━━ TASK INPUTS

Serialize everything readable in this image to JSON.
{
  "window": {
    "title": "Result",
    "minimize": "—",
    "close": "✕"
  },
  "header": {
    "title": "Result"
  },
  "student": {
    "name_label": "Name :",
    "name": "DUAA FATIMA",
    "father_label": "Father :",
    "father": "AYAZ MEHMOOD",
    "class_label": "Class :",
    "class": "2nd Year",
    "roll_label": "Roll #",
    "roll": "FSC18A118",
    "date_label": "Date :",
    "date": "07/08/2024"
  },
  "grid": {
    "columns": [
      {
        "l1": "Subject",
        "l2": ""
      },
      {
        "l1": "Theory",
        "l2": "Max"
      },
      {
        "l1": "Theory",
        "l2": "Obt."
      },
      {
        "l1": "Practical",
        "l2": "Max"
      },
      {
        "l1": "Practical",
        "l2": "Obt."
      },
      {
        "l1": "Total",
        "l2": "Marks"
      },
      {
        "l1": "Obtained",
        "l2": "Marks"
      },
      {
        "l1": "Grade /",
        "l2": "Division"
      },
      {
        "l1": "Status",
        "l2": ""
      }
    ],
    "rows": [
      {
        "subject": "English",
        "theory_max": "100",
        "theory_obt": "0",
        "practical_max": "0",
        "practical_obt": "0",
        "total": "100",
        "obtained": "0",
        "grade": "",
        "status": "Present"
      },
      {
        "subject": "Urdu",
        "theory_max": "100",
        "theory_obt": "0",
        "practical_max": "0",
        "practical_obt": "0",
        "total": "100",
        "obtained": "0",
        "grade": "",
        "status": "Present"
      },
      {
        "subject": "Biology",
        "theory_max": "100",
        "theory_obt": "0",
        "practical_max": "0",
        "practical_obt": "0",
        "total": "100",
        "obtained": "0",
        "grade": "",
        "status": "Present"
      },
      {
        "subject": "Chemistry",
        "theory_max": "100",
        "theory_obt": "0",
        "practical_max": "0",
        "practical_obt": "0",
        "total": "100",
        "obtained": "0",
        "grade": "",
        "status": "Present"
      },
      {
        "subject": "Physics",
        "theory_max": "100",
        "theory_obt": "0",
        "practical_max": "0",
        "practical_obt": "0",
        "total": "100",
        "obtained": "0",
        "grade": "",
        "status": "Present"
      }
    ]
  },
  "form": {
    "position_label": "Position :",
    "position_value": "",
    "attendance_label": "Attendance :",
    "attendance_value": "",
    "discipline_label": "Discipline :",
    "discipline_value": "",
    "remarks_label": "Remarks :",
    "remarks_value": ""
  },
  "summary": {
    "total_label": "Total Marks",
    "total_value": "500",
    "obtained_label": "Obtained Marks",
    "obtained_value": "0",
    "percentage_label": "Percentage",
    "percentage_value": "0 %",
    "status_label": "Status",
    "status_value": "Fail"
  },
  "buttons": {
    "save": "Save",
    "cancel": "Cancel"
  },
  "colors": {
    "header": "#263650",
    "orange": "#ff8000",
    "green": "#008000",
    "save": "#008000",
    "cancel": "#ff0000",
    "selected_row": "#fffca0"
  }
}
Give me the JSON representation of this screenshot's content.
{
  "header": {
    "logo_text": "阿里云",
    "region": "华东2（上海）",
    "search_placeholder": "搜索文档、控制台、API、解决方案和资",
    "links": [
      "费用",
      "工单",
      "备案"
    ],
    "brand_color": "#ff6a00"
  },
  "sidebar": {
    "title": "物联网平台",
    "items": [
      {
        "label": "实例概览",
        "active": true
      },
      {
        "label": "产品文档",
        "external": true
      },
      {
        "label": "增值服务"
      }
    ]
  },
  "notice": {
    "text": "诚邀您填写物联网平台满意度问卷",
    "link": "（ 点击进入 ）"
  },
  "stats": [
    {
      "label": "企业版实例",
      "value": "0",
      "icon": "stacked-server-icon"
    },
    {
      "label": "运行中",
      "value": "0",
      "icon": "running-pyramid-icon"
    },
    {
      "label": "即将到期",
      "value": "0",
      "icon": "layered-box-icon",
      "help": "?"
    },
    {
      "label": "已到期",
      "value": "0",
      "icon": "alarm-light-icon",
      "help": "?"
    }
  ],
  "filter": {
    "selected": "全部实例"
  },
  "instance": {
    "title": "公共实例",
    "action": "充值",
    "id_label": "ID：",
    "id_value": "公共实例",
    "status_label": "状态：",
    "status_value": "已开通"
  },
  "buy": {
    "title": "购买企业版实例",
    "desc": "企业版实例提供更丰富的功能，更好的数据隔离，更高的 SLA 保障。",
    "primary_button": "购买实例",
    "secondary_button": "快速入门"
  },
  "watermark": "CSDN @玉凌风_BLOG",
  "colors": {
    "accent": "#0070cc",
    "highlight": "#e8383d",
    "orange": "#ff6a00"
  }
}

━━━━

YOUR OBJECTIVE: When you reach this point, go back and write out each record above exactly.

YOUR RESPONSE:
Serialize everything readable in this image to JSON.
{
  "window": {
    "title": "Result",
    "minimize": "—",
    "close": "✕"
  },
  "header": {
    "title": "Result"
  },
  "student": {
    "name_label": "Name :",
    "name": "DUAA FATIMA",
    "father_label": "Father :",
    "father": "AYAZ MEHMOOD",
    "class_label": "Class :",
    "class": "2nd Year",
    "roll_label": "Roll #",
    "roll": "FSC18A118",
    "date_label": "Date :",
    "date": "07/08/2024"
  },
  "grid": {
    "columns": [
      {
        "l1": "Subject",
        "l2": ""
      },
      {
        "l1": "Theory",
        "l2": "Max"
      },
      {
        "l1": "Theory",
        "l2": "Obt."
      },
      {
        "l1": "Practical",
        "l2": "Max"
      },
      {
        "l1": "Practical",
        "l2": "Obt."
      },
      {
        "l1": "Total",
        "l2": "Marks"
      },
      {
        "l1": "Obtained",
        "l2": "Marks"
      },
      {
        "l1": "Grade /",
        "l2": "Division"
      },
      {
        "l1": "Status",
        "l2": ""
      }
    ],
    "rows": [
      {
        "subject": "English",
        "theory_max": "100",
        "theory_obt": "0",
        "practical_max": "0",
        "practical_obt": "0",
        "total": "100",
        "obtained": "0",
        "grade": "",
        "status": "Present"
      },
      {
        "subject": "Urdu",
        "theory_max": "100",
        "theory_obt": "0",
        "practical_max": "0",
        "practical_obt": "0",
        "total": "100",
        "obtained": "0",
        "grade": "",
        "status": "Present"
      },
      {
        "subject": "Biology",
        "theory_max": "100",
        "theory_obt": "0",
        "practical_max": "0",
        "practical_obt": "0",
        "total": "100",
        "obtained": "0",
        "grade": "",
        "status": "Present"
      },
      {
        "subject": "Chemistry",
        "theory_max": "100",
        "theory_obt": "0",
        "practical_max": "0",
        "practical_obt": "0",
        "total": "100",
        "obtained": "0",
        "grade": "",
        "status": "Present"
      },
      {
        "subject": "Physics",
        "theory_max": "100",
        "theory_obt": "0",
        "practical_max": "0",
        "practical_obt": "0",
        "total": "100",
        "obtained": "0",
        "grade": "",
        "status": "Present"
      }
    ]
  },
  "form": {
    "position_label": "Position :",
    "position_value": "",
    "attendance_label": "Attendance :",
    "attendance_value": "",
    "discipline_label": "Discipline :",
    "discipline_value": "",
    "remarks_label": "Remarks :",
    "remarks_value": ""
  },
  "summary": {
    "total_label": "Total Marks",
    "total_value": "500",
    "obtained_label": "Obtained Marks",
    "obtained_value": "0",
    "percentage_label": "Percentage",
    "percentage_value": "0 %",
    "status_label": "Status",
    "status_value": "Fail"
  },
  "buttons": {
    "save": "Save",
    "cancel": "Cancel"
  },
  "colors": {
    "header": "#263650",
    "orange": "#ff8000",
    "green": "#008000",
    "save": "#008000",
    "cancel": "#ff0000",
    "selected_row": "#fffca0"
  }
}
Give me the JSON representation of this screenshot's content.
{
  "header": {
    "logo_text": "阿里云",
    "region": "华东2（上海）",
    "search_placeholder": "搜索文档、控制台、API、解决方案和资",
    "links": [
      "费用",
      "工单",
      "备案"
    ],
    "brand_color": "#ff6a00"
  },
  "sidebar": {
    "title": "物联网平台",
    "items": [
      {
        "label": "实例概览",
        "active": true
      },
      {
        "label": "产品文档",
        "external": true
      },
      {
        "label": "增值服务"
      }
    ]
  },
  "notice": {
    "text": "诚邀您填写物联网平台满意度问卷",
    "link": "（ 点击进入 ）"
  },
  "stats": [
    {
      "label": "企业版实例",
      "value": "0",
      "icon": "stacked-server-icon"
    },
    {
      "label": "运行中",
      "value": "0",
      "icon": "running-pyramid-icon"
    },
    {
      "label": "即将到期",
      "value": "0",
      "icon": "layered-box-icon",
      "help": "?"
    },
    {
      "label": "已到期",
      "value": "0",
      "icon": "alarm-light-icon",
      "help": "?"
    }
  ],
  "filter": {
    "selected": "全部实例"
  },
  "instance": {
    "title": "公共实例",
    "action": "充值",
    "id_label": "ID：",
    "id_value": "公共实例",
    "status_label": "状态：",
    "status_value": "已开通"
  },
  "buy": {
    "title": "购买企业版实例",
    "desc": "企业版实例提供更丰富的功能，更好的数据隔离，更高的 SLA 保障。",
    "primary_button": "购买实例",
    "secondary_button": "快速入门"
  },
  "watermark": "CSDN @玉凌风_BLOG",
  "colors": {
    "accent": "#0070cc",
    "highlight": "#e8383d",
    "orange": "#ff6a00"
  }
}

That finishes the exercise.